The ability to drive is something that most of us count on, whether it be to get to work, shopping, medical or other appointments, visiting friends and family and any number of other activities. When the vehicle or the driver is out of commission, life can certainly be more difficult.
Most drivers can benefit from a periodic skill refresher. As we age, other factors may intervene that make driving more difficult. It is important to identify any limitations and see what can be done to mitigate the negative impact of these limitations The good news is that there are things that we can do to help us to minimize risk and increase safety.
One thing to consider is signing up for a driver’s safety course. These have varying costs and are offered through AARP, AAA and other entities, both in classroom settings and online. In addition to these courses there is a lot of other good information available.
I came across the AAA Senior Driver website, www.seniordriving.aaa.com, the other day. It contains a wealth of information and tips that can help to decrease risk and improve safety. The site contains several tools to help you identify areas that may need improvement.
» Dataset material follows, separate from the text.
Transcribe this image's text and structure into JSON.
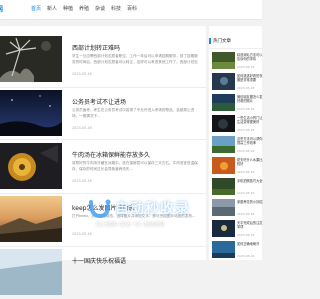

One tool is a “Self-Rating tool.” It contains 15 questions that when answered give an indication of your driving ability as well as suggestions for improvement. Included in the suggestions are to be sure to use side and rear view mirrors and to talk to your doctor about ways to increase flexibility so that you can look over your shoulder. If intersections are troubling, plan trips for the least busy time of the day. If making a left turn without a light, turn right and make two more rights instead. Another suggestion not included in the self-rating tool is, at a right-on-red stoplight, if you sense your reaction time is slower, wait for the green light.